WHAT IS EXPECTED = Copy the lines below exactly. No picture goes into the copy.

STUDY MATERIAL =

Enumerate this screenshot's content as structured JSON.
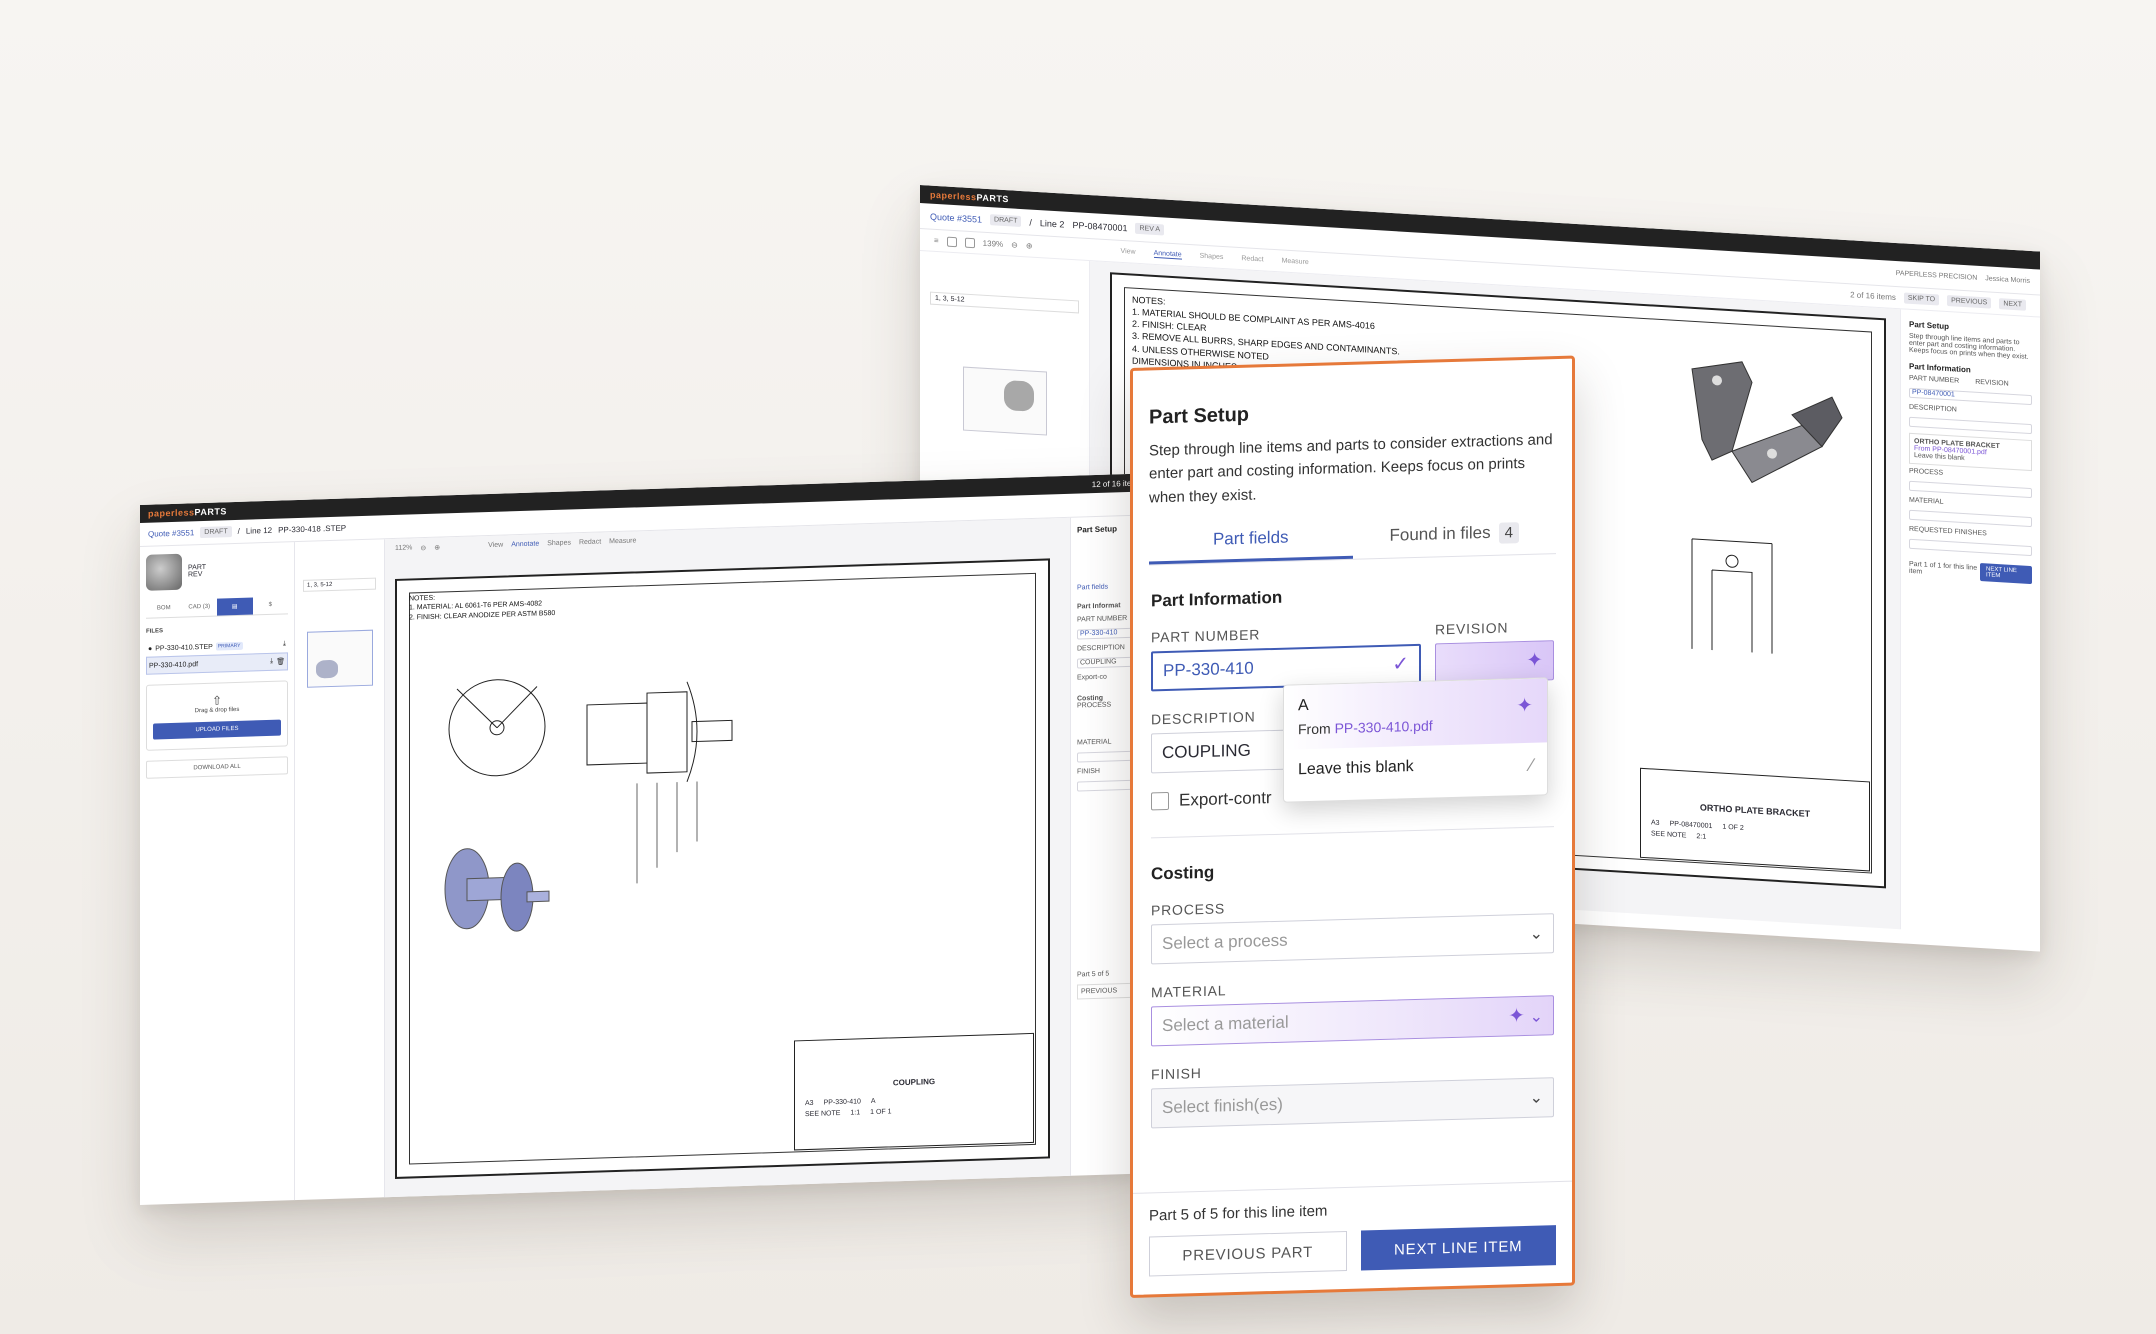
{
  "brand": {
    "logo_prefix": "paperless",
    "logo_suffix": "PARTS"
  },
  "back_window": {
    "quote": "Quote #3551",
    "status": "DRAFT",
    "line": "Line 2",
    "part_ref": "PP-08470001",
    "rev": "REV A",
    "org": "PAPERLESS PRECISION",
    "user": "Jessica Morris",
    "item_count": "2 of 16 items",
    "zoom": "139%",
    "nav_prev": "PREVIOUS",
    "nav_next": "NEXT",
    "skip_to": "SKIP TO",
    "page_field": "1, 3, 5-12",
    "tabs": [
      "View",
      "Annotate",
      "Shapes",
      "Redact",
      "Measure"
    ],
    "notes": [
      "NOTES:",
      "1. MATERIAL SHOULD BE COMPLAINT AS PER AMS-4016",
      "2. FINISH: CLEAR",
      "3. REMOVE ALL BURRS, SHARP EDGES AND CONTAMINANTS.",
      "4. UNLESS OTHERWISE NOTED",
      "   DIMENSIONS IN INCHES"
    ],
    "title_block": {
      "name": "ORTHO PLATE BRACKET",
      "part": "PP-08470001",
      "sheet": "1 OF 2",
      "size": "A3",
      "scale": "2:1",
      "note": "SEE NOTE"
    },
    "side": {
      "title": "Part Setup",
      "desc": "Step through line items and parts to enter part and costing information. Keeps focus on prints when they exist.",
      "section": "Part Information",
      "part_number_label": "PART NUMBER",
      "revision_label": "REVISION",
      "part_number": "PP-08470001",
      "revision": "A",
      "description_label": "DESCRIPTION",
      "suggest": "ORTHO PLATE BRACKET",
      "suggest_from": "From PP-08470001.pdf",
      "leave_blank": "Leave this blank",
      "process_label": "PROCESS",
      "material_label": "MATERIAL",
      "finish_label": "REQUESTED FINISHES",
      "footer": "Part 1 of 1 for this line item",
      "next": "NEXT LINE ITEM"
    }
  },
  "front_window": {
    "quote": "Quote #3551",
    "status": "DRAFT",
    "line": "Line 12",
    "part_ref": "PP-330-418 .STEP",
    "item_count": "12 of 16 items",
    "zoom": "112%",
    "page_field": "1, 3, 5-12",
    "tabs": [
      "View",
      "Annotate",
      "Shapes",
      "Redact",
      "Measure"
    ],
    "part_label": "PART",
    "rev_label": "REV",
    "left_tabs": [
      "BOM",
      "CAD (3)",
      "",
      "$"
    ],
    "files_header": "FILES",
    "files": [
      {
        "name": "PP-330-410.STEP",
        "badge": "PRIMARY"
      },
      {
        "name": "PP-330-410.pdf",
        "badge": ""
      }
    ],
    "dropzone_text": "Drag & drop files",
    "upload_label": "UPLOAD FILES",
    "download_all": "DOWNLOAD ALL",
    "notes": [
      "NOTES:",
      "1.    MATERIAL: AL 6061-T6 PER AMS-4082",
      "2.    FINISH: CLEAR ANODIZE PER ASTM B580"
    ],
    "title_block": {
      "name": "COUPLING",
      "part": "PP-330-410",
      "rev": "A",
      "size": "A3",
      "scale": "1:1",
      "sheet": "1 OF 1",
      "note": "SEE NOTE"
    },
    "side": {
      "title": "Part Setup",
      "tab": "Part fields",
      "info": "Part Informat",
      "pn": "PART NUMBER",
      "pn_val": "PP-330-410",
      "desc": "DESCRIPTION",
      "desc_val": "COUPLING",
      "export": "Export-co",
      "costing": "Costing",
      "process": "PROCESS",
      "material": "MATERIAL",
      "finish": "FINISH",
      "footer": "Part 5 of 5",
      "prev": "PREVIOUS"
    }
  },
  "panel": {
    "title": "Part Setup",
    "description": "Step through line items and parts to consider extractions and enter part and costing information. Keeps focus on prints when they exist.",
    "tabs": [
      {
        "label": "Part fields",
        "active": true
      },
      {
        "label": "Found in files",
        "count": "4",
        "active": false
      }
    ],
    "part_info_header": "Part Information",
    "part_number_label": "PART NUMBER",
    "part_number_value": "PP-330-410",
    "revision_label": "REVISION",
    "description_label": "DESCRIPTION",
    "description_value": "COUPLING",
    "export_label": "Export-contr",
    "dropdown": {
      "option_value": "A",
      "option_from_prefix": "From ",
      "option_from_file": "PP-330-410.pdf",
      "leave_blank": "Leave this blank"
    },
    "costing_header": "Costing",
    "process_label": "PROCESS",
    "process_placeholder": "Select a process",
    "material_label": "MATERIAL",
    "material_placeholder": "Select a material",
    "finish_label": "FINISH",
    "finish_placeholder": "Select finish(es)",
    "footer_text": "Part 5 of 5 for this line item",
    "previous_label": "PREVIOUS PART",
    "next_label": "NEXT LINE ITEM"
  },
  "colors": {
    "accent": "#3f5bb5",
    "highlight_border": "#e6793a",
    "ai_purple": "#7b55d6"
  },
  "icons": [
    "sparkle-icon",
    "chevron-down-icon",
    "check-sparkle-icon",
    "upload-icon",
    "download-icon",
    "trash-icon",
    "menu-icon",
    "search-icon"
  ]
}
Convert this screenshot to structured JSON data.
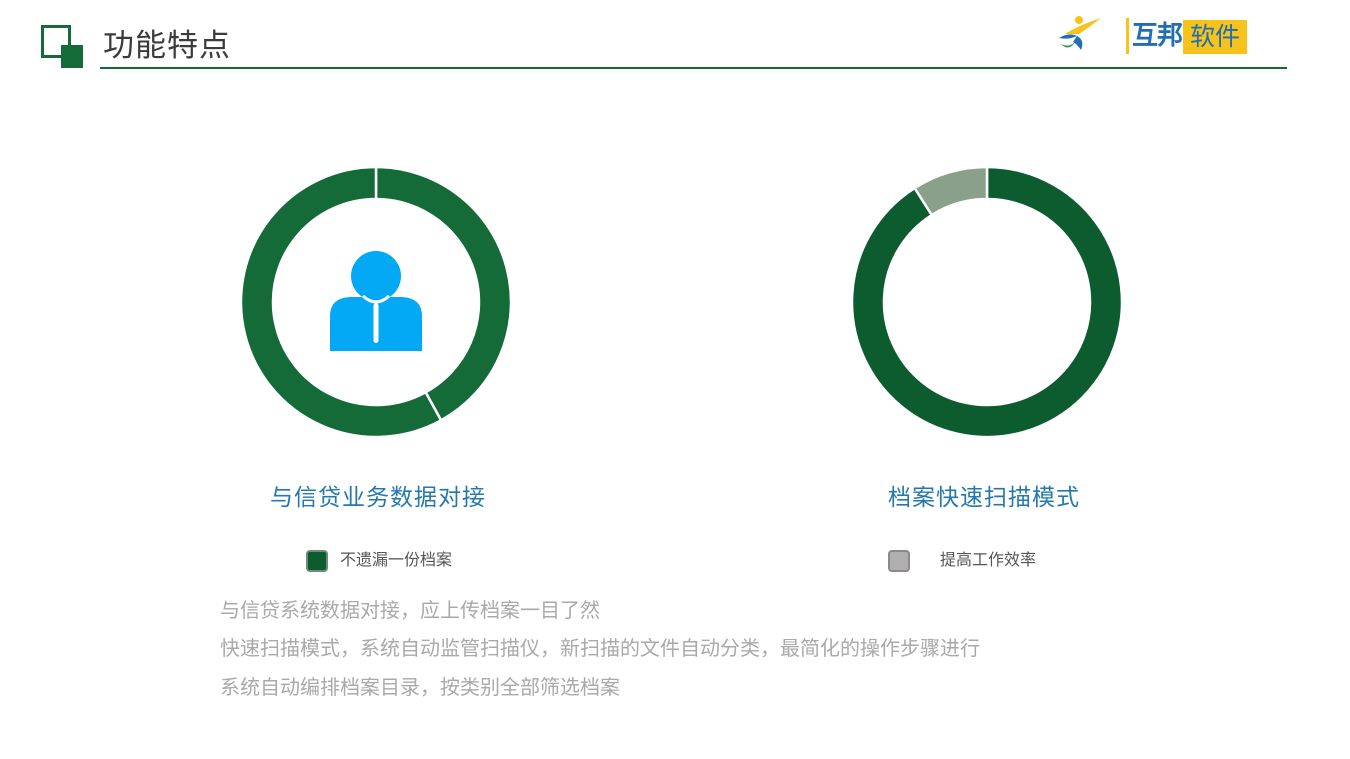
{
  "header": {
    "title": "功能特点",
    "logo": {
      "name_part1": "互邦",
      "name_part2": "软件"
    }
  },
  "charts": [
    {
      "title": "与信贷业务数据对接",
      "legend_label": "不遗漏一份档案",
      "icon": "person-icon"
    },
    {
      "title": "档案快速扫描模式",
      "legend_label": "提高工作效率"
    }
  ],
  "chart_data": [
    {
      "type": "pie",
      "title": "与信贷业务数据对接",
      "style": "donut",
      "slices": [
        {
          "label": "",
          "value": 42,
          "color": "#156b38"
        },
        {
          "label": "不遗漏一份档案",
          "value": 58,
          "color": "#156b38"
        }
      ]
    },
    {
      "type": "pie",
      "title": "档案快速扫描模式",
      "style": "donut",
      "slices": [
        {
          "label": "",
          "value": 91,
          "color": "#0d5c2f"
        },
        {
          "label": "提高工作效率",
          "value": 9,
          "color": "#8aa08b"
        }
      ]
    }
  ],
  "description": [
    "与信贷系统数据对接，应上传档案一目了然",
    "快速扫描模式，系统自动监管扫描仪，新扫描的文件自动分类，最简化的操作步骤进行",
    "系统自动编排档案目录，按类别全部筛选档案"
  ],
  "colors": {
    "brand_green": "#156b38",
    "dark_green": "#0d5c2f",
    "gray_green": "#8aa08b",
    "title_blue": "#2478ad",
    "icon_blue": "#03a9f4",
    "logo_yellow": "#f7c21a",
    "logo_blue": "#1f6fb2"
  }
}
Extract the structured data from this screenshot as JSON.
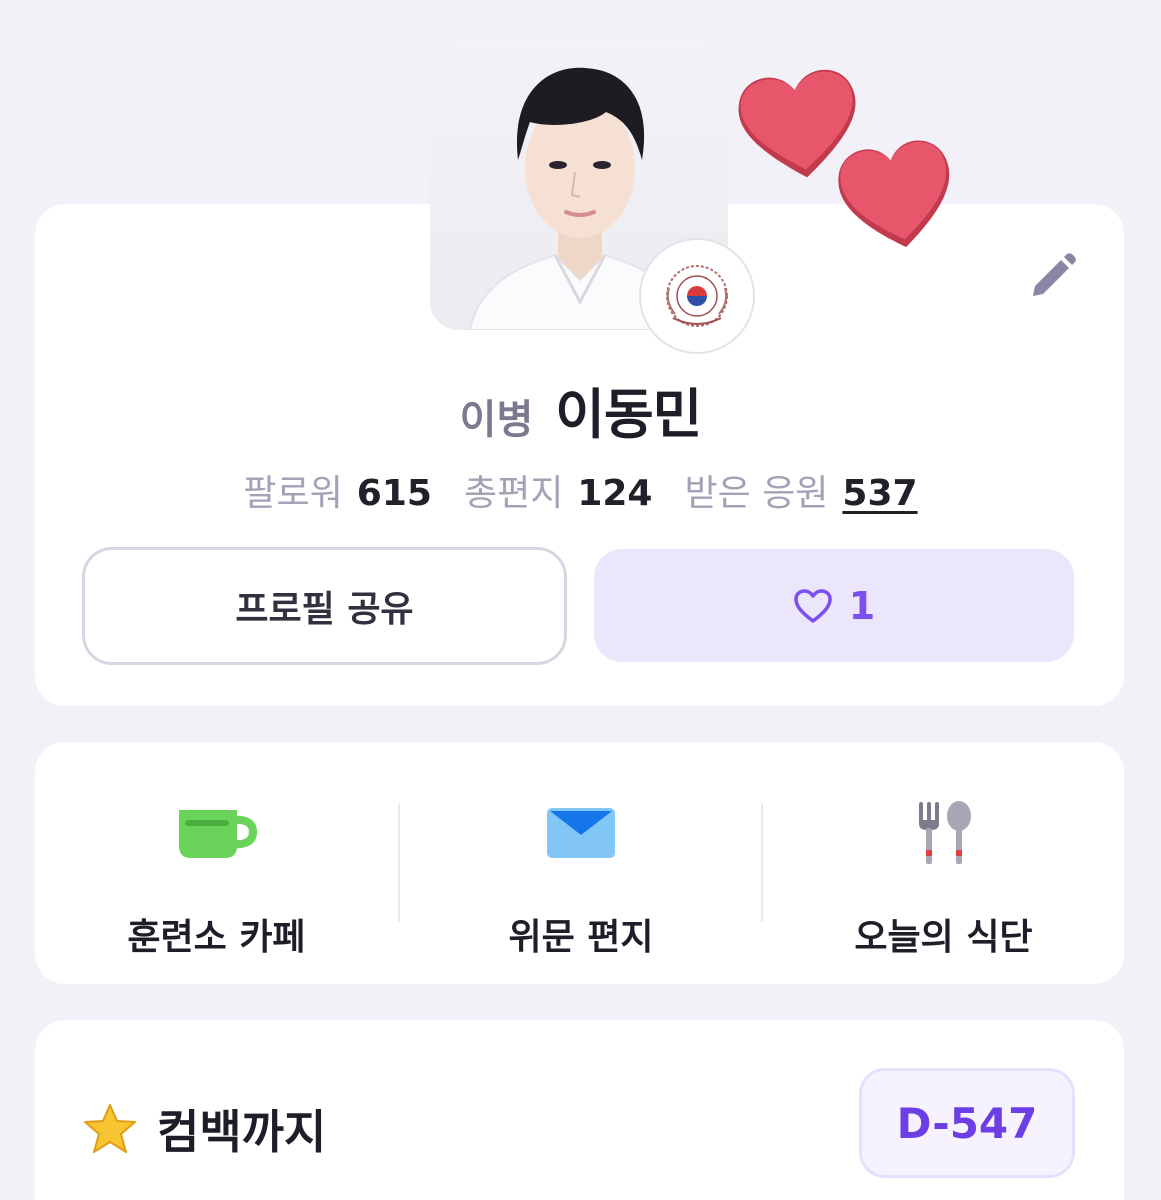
{
  "profile": {
    "rank": "이병",
    "name": "이동민",
    "photo_alt": "profile-photo",
    "stats": [
      {
        "label": "팔로워",
        "value": "615"
      },
      {
        "label": "총편지",
        "value": "124"
      },
      {
        "label": "받은 응원",
        "value": "537"
      }
    ],
    "share_label": "프로필 공유",
    "like_count": "1"
  },
  "menu": [
    {
      "label": "훈련소 카페",
      "icon": "coffee-cup-icon"
    },
    {
      "label": "위문 편지",
      "icon": "envelope-icon"
    },
    {
      "label": "오늘의 식단",
      "icon": "fork-spoon-icon"
    }
  ],
  "comeback": {
    "title": "컴백까지",
    "icon": "star-icon",
    "dday": "D-547"
  },
  "colors": {
    "background": "#f2f1f8",
    "card": "#ffffff",
    "accent_purple": "#6b3fe5",
    "like_bg": "#ece6fd",
    "heart_red": "#e8566b",
    "cup_green": "#6ad35a",
    "envelope_blue": "#82c6f7"
  }
}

TASK OUTPUT =
Enumerate this screenshot's content as structured JSON.
{
  "brand": {
    "logo_prefix": "paperless",
    "logo_suffix": "PARTS"
  },
  "back_window": {
    "quote": "Quote #3551",
    "status": "DRAFT",
    "line": "Line 2",
    "part_ref": "PP-08470001",
    "rev": "REV A",
    "org": "PAPERLESS PRECISION",
    "user": "Jessica Morris",
    "item_count": "2 of 16 items",
    "zoom": "139%",
    "nav_prev": "PREVIOUS",
    "nav_next": "NEXT",
    "skip_to": "SKIP TO",
    "page_field": "1, 3, 5-12",
    "tabs": [
      "View",
      "Annotate",
      "Shapes",
      "Redact",
      "Measure"
    ],
    "notes": [
      "NOTES:",
      "1. MATERIAL SHOULD BE COMPLAINT AS PER AMS-4016",
      "2. FINISH: CLEAR",
      "3. REMOVE ALL BURRS, SHARP EDGES AND CONTAMINANTS.",
      "4. UNLESS OTHERWISE NOTED",
      "   DIMENSIONS IN INCHES"
    ],
    "title_block": {
      "name": "ORTHO PLATE BRACKET",
      "part": "PP-08470001",
      "sheet": "1 OF 2",
      "size": "A3",
      "scale": "2:1",
      "note": "SEE NOTE"
    },
    "side": {
      "title": "Part Setup",
      "desc": "Step through line items and parts to enter part and costing information. Keeps focus on prints when they exist.",
      "section": "Part Information",
      "part_number_label": "PART NUMBER",
      "revision_label": "REVISION",
      "part_number": "PP-08470001",
      "revision": "A",
      "description_label": "DESCRIPTION",
      "suggest": "ORTHO PLATE BRACKET",
      "suggest_from": "From PP-08470001.pdf",
      "leave_blank": "Leave this blank",
      "process_label": "PROCESS",
      "material_label": "MATERIAL",
      "finish_label": "REQUESTED FINISHES",
      "footer": "Part 1 of 1 for this line item",
      "next": "NEXT LINE ITEM"
    }
  },
  "front_window": {
    "quote": "Quote #3551",
    "status": "DRAFT",
    "line": "Line 12",
    "part_ref": "PP-330-418 .STEP",
    "item_count": "12 of 16 items",
    "zoom": "112%",
    "page_field": "1, 3, 5-12",
    "tabs": [
      "View",
      "Annotate",
      "Shapes",
      "Redact",
      "Measure"
    ],
    "part_label": "PART",
    "rev_label": "REV",
    "left_tabs": [
      "BOM",
      "CAD (3)",
      "",
      "$"
    ],
    "files_header": "FILES",
    "files": [
      {
        "name": "PP-330-410.STEP",
        "badge": "PRIMARY"
      },
      {
        "name": "PP-330-410.pdf",
        "badge": ""
      }
    ],
    "dropzone_text": "Drag & drop files",
    "upload_label": "UPLOAD FILES",
    "download_all": "DOWNLOAD ALL",
    "notes": [
      "NOTES:",
      "1.    MATERIAL: AL 6061-T6 PER AMS-4082",
      "2.    FINISH: CLEAR ANODIZE PER ASTM B580"
    ],
    "title_block": {
      "name": "COUPLING",
      "part": "PP-330-410",
      "rev": "A",
      "size": "A3",
      "scale": "1:1",
      "sheet": "1 OF 1",
      "note": "SEE NOTE"
    },
    "side": {
      "title": "Part Setup",
      "tab": "Part fields",
      "info": "Part Informat",
      "pn": "PART NUMBER",
      "pn_val": "PP-330-410",
      "desc": "DESCRIPTION",
      "desc_val": "COUPLING",
      "export": "Export-co",
      "costing": "Costing",
      "process": "PROCESS",
      "material": "MATERIAL",
      "finish": "FINISH",
      "footer": "Part 5 of 5",
      "prev": "PREVIOUS"
    }
  },
  "panel": {
    "title": "Part Setup",
    "description": "Step through line items and parts to consider extractions and enter part and costing information. Keeps focus on prints when they exist.",
    "tabs": [
      {
        "label": "Part fields",
        "active": true
      },
      {
        "label": "Found in files",
        "count": "4",
        "active": false
      }
    ],
    "part_info_header": "Part Information",
    "part_number_label": "PART NUMBER",
    "part_number_value": "PP-330-410",
    "revision_label": "REVISION",
    "description_label": "DESCRIPTION",
    "description_value": "COUPLING",
    "export_label": "Export-contr",
    "dropdown": {
      "option_value": "A",
      "option_from_prefix": "From ",
      "option_from_file": "PP-330-410.pdf",
      "leave_blank": "Leave this blank"
    },
    "costing_header": "Costing",
    "process_label": "PROCESS",
    "process_placeholder": "Select a process",
    "material_label": "MATERIAL",
    "material_placeholder": "Select a material",
    "finish_label": "FINISH",
    "finish_placeholder": "Select finish(es)",
    "footer_text": "Part 5 of 5 for this line item",
    "previous_label": "PREVIOUS PART",
    "next_label": "NEXT LINE ITEM"
  },
  "colors": {
    "accent": "#3f5bb5",
    "highlight_border": "#e6793a",
    "ai_purple": "#7b55d6"
  },
  "icons": [
    "sparkle-icon",
    "chevron-down-icon",
    "check-sparkle-icon",
    "upload-icon",
    "download-icon",
    "trash-icon",
    "menu-icon",
    "search-icon"
  ]
}
Convert this screenshot to structured JSON data.
{
  "header": {
    "title": "功能特点",
    "logo": {
      "name_part1": "互邦",
      "name_part2": "软件"
    }
  },
  "charts": [
    {
      "title": "与信贷业务数据对接",
      "legend_label": "不遗漏一份档案",
      "icon": "person-icon"
    },
    {
      "title": "档案快速扫描模式",
      "legend_label": "提高工作效率"
    }
  ],
  "chart_data": [
    {
      "type": "pie",
      "title": "与信贷业务数据对接",
      "style": "donut",
      "slices": [
        {
          "label": "",
          "value": 42,
          "color": "#156b38"
        },
        {
          "label": "不遗漏一份档案",
          "value": 58,
          "color": "#156b38"
        }
      ]
    },
    {
      "type": "pie",
      "title": "档案快速扫描模式",
      "style": "donut",
      "slices": [
        {
          "label": "",
          "value": 91,
          "color": "#0d5c2f"
        },
        {
          "label": "提高工作效率",
          "value": 9,
          "color": "#8aa08b"
        }
      ]
    }
  ],
  "description": [
    "与信贷系统数据对接，应上传档案一目了然",
    "快速扫描模式，系统自动监管扫描仪，新扫描的文件自动分类，最简化的操作步骤进行",
    "系统自动编排档案目录，按类别全部筛选档案"
  ],
  "colors": {
    "brand_green": "#156b38",
    "dark_green": "#0d5c2f",
    "gray_green": "#8aa08b",
    "title_blue": "#2478ad",
    "icon_blue": "#03a9f4",
    "logo_yellow": "#f7c21a",
    "logo_blue": "#1f6fb2"
  }
}
Extract the structured data from this screenshot as JSON.
{
  "profile": {
    "rank": "이병",
    "name": "이동민",
    "photo_alt": "profile-photo",
    "stats": [
      {
        "label": "팔로워",
        "value": "615"
      },
      {
        "label": "총편지",
        "value": "124"
      },
      {
        "label": "받은 응원",
        "value": "537"
      }
    ],
    "share_label": "프로필 공유",
    "like_count": "1"
  },
  "menu": [
    {
      "label": "훈련소 카페",
      "icon": "coffee-cup-icon"
    },
    {
      "label": "위문 편지",
      "icon": "envelope-icon"
    },
    {
      "label": "오늘의 식단",
      "icon": "fork-spoon-icon"
    }
  ],
  "comeback": {
    "title": "컴백까지",
    "icon": "star-icon",
    "dday": "D-547"
  },
  "colors": {
    "background": "#f2f1f8",
    "card": "#ffffff",
    "accent_purple": "#6b3fe5",
    "like_bg": "#ece6fd",
    "heart_red": "#e8566b",
    "cup_green": "#6ad35a",
    "envelope_blue": "#82c6f7"
  }
}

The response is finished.